§ **WORK ITEM**:
Restate each entry word for word. Keep every detail intact.

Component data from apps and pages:
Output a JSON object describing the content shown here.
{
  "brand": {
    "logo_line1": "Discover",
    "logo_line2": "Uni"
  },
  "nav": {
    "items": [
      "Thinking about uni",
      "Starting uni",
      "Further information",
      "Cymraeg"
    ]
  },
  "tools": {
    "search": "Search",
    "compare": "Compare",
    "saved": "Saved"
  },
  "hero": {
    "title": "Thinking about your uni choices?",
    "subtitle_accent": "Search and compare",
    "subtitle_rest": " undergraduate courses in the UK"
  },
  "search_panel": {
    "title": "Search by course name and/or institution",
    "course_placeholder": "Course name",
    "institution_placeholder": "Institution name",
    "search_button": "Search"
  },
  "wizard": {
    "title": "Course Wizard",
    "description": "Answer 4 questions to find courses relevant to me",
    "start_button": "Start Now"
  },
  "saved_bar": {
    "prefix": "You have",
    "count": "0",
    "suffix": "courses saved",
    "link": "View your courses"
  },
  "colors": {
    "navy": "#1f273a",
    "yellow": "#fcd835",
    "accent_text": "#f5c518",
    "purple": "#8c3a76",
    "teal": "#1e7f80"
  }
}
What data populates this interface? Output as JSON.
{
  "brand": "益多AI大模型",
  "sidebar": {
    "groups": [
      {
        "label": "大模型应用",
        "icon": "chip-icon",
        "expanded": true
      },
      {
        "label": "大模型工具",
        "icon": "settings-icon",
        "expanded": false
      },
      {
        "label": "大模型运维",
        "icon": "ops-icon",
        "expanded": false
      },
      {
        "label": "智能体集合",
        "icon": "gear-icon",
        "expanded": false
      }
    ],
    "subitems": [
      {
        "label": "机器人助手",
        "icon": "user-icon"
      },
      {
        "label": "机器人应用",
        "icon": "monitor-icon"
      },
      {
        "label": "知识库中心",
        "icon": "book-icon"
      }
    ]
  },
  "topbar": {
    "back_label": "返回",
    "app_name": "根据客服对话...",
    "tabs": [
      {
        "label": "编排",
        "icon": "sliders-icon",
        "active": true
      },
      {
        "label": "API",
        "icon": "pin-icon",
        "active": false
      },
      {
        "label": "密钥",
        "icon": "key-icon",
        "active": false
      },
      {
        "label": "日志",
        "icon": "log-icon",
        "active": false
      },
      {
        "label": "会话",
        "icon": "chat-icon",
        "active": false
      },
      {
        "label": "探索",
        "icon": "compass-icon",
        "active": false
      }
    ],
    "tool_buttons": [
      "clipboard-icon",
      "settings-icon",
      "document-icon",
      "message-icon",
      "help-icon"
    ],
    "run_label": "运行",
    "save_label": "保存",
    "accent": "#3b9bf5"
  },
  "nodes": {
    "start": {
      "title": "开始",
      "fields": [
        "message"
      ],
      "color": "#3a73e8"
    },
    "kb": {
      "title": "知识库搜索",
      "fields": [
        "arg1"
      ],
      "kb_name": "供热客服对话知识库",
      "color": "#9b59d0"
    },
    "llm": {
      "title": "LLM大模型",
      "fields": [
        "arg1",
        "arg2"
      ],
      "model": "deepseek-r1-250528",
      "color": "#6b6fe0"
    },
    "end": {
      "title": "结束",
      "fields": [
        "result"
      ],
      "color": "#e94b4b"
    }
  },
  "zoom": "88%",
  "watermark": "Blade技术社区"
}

§ **EXERCISE SOLUTION**:
Output a JSON object describing the content shown here.
{
  "brand": {
    "logo_line1": "Discover",
    "logo_line2": "Uni"
  },
  "nav": {
    "items": [
      "Thinking about uni",
      "Starting uni",
      "Further information",
      "Cymraeg"
    ]
  },
  "tools": {
    "search": "Search",
    "compare": "Compare",
    "saved": "Saved"
  },
  "hero": {
    "title": "Thinking about your uni choices?",
    "subtitle_accent": "Search and compare",
    "subtitle_rest": " undergraduate courses in the UK"
  },
  "search_panel": {
    "title": "Search by course name and/or institution",
    "course_placeholder": "Course name",
    "institution_placeholder": "Institution name",
    "search_button": "Search"
  },
  "wizard": {
    "title": "Course Wizard",
    "description": "Answer 4 questions to find courses relevant to me",
    "start_button": "Start Now"
  },
  "saved_bar": {
    "prefix": "You have",
    "count": "0",
    "suffix": "courses saved",
    "link": "View your courses"
  },
  "colors": {
    "navy": "#1f273a",
    "yellow": "#fcd835",
    "accent_text": "#f5c518",
    "purple": "#8c3a76",
    "teal": "#1e7f80"
  }
}
What data populates this interface? Output as JSON.
{
  "brand": "益多AI大模型",
  "sidebar": {
    "groups": [
      {
        "label": "大模型应用",
        "icon": "chip-icon",
        "expanded": true
      },
      {
        "label": "大模型工具",
        "icon": "settings-icon",
        "expanded": false
      },
      {
        "label": "大模型运维",
        "icon": "ops-icon",
        "expanded": false
      },
      {
        "label": "智能体集合",
        "icon": "gear-icon",
        "expanded": false
      }
    ],
    "subitems": [
      {
        "label": "机器人助手",
        "icon": "user-icon"
      },
      {
        "label": "机器人应用",
        "icon": "monitor-icon"
      },
      {
        "label": "知识库中心",
        "icon": "book-icon"
      }
    ]
  },
  "topbar": {
    "back_label": "返回",
    "app_name": "根据客服对话...",
    "tabs": [
      {
        "label": "编排",
        "icon": "sliders-icon",
        "active": true
      },
      {
        "label": "API",
        "icon": "pin-icon",
        "active": false
      },
      {
        "label": "密钥",
        "icon": "key-icon",
        "active": false
      },
      {
        "label": "日志",
        "icon": "log-icon",
        "active": false
      },
      {
        "label": "会话",
        "icon": "chat-icon",
        "active": false
      },
      {
        "label": "探索",
        "icon": "compass-icon",
        "active": false
      }
    ],
    "tool_buttons": [
      "clipboard-icon",
      "settings-icon",
      "document-icon",
      "message-icon",
      "help-icon"
    ],
    "run_label": "运行",
    "save_label": "保存",
    "accent": "#3b9bf5"
  },
  "nodes": {
    "start": {
      "title": "开始",
      "fields": [
        "message"
      ],
      "color": "#3a73e8"
    },
    "kb": {
      "title": "知识库搜索",
      "fields": [
        "arg1"
      ],
      "kb_name": "供热客服对话知识库",
      "color": "#9b59d0"
    },
    "llm": {
      "title": "LLM大模型",
      "fields": [
        "arg1",
        "arg2"
      ],
      "model": "deepseek-r1-250528",
      "color": "#6b6fe0"
    },
    "end": {
      "title": "结束",
      "fields": [
        "result"
      ],
      "color": "#e94b4b"
    }
  },
  "zoom": "88%",
  "watermark": "Blade技术社区"
}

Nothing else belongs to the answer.